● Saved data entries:

#####

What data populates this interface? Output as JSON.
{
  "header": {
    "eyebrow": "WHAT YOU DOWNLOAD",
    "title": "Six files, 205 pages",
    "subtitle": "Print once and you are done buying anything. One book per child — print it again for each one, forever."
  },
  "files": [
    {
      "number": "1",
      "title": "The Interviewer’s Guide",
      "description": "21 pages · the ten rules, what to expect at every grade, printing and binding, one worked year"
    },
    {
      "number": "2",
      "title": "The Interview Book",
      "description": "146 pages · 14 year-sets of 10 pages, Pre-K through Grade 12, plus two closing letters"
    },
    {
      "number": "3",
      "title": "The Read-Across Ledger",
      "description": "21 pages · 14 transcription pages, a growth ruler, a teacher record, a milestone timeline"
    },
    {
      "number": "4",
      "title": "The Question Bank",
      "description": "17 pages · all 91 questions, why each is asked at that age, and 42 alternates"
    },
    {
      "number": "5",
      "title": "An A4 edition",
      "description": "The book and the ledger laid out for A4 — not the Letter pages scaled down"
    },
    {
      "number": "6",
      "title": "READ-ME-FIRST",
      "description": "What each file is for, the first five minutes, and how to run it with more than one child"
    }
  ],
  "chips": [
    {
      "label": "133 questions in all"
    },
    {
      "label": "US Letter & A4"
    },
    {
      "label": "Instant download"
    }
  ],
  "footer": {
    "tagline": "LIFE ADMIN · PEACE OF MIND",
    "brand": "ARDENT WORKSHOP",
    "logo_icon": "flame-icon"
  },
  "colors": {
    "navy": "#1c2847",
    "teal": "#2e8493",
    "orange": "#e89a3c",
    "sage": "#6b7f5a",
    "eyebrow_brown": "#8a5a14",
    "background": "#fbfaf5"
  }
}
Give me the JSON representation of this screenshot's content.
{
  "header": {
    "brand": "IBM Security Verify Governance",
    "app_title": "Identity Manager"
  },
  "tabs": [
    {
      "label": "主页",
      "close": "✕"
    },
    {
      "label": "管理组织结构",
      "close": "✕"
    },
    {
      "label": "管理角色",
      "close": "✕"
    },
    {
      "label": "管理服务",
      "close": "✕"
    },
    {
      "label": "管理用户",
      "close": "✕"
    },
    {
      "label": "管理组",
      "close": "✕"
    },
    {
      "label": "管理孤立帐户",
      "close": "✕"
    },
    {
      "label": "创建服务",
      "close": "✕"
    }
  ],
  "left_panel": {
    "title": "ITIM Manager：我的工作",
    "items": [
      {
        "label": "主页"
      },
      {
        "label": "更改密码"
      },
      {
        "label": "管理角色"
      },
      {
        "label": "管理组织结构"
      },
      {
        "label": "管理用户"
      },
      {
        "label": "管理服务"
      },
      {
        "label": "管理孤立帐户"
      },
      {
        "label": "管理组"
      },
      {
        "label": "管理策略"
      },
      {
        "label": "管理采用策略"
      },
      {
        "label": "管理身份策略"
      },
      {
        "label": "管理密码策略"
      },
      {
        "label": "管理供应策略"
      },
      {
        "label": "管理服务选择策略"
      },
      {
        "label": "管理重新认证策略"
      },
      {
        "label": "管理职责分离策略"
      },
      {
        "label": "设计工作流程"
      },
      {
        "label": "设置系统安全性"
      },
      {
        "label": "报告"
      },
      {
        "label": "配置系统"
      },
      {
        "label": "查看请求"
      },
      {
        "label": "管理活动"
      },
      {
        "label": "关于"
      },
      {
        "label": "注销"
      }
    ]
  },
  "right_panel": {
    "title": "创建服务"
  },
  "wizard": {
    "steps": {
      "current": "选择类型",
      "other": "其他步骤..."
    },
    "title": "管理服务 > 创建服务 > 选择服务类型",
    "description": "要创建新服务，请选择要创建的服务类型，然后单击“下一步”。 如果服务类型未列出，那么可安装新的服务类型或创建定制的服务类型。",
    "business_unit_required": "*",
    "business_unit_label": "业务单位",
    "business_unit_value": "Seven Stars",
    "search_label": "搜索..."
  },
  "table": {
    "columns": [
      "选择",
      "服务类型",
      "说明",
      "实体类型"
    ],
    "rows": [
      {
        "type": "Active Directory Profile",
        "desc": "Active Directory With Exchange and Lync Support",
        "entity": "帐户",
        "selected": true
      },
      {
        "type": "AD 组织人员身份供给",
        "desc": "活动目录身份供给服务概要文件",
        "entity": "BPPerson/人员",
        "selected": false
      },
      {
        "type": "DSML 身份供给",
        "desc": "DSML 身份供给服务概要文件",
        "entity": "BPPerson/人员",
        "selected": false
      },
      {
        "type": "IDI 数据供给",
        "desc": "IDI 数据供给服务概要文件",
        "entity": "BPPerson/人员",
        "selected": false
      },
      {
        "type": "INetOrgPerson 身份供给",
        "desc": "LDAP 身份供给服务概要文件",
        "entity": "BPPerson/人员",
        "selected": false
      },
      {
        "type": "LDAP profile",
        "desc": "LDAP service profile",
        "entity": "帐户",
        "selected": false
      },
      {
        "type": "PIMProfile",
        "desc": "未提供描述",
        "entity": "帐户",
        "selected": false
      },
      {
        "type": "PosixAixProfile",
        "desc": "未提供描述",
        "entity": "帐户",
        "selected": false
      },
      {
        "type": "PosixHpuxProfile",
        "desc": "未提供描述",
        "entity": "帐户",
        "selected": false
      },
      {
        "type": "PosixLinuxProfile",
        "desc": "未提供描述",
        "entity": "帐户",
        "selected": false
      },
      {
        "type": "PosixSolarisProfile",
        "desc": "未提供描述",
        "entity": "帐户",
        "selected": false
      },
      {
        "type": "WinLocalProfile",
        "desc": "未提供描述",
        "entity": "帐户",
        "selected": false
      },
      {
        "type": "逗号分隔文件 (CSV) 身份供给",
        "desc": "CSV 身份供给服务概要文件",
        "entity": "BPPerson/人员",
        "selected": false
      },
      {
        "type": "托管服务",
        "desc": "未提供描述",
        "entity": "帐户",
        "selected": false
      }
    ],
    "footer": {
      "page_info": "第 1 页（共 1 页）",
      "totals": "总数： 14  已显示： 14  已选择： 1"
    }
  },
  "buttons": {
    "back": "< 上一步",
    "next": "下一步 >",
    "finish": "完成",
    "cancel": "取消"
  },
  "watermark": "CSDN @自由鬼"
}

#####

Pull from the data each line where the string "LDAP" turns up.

● RESULT OF THE TASK:
        "desc": "LDAP 身份供给服务概要文件",
        "type": "LDAP profile",
        "desc": "LDAP service profile",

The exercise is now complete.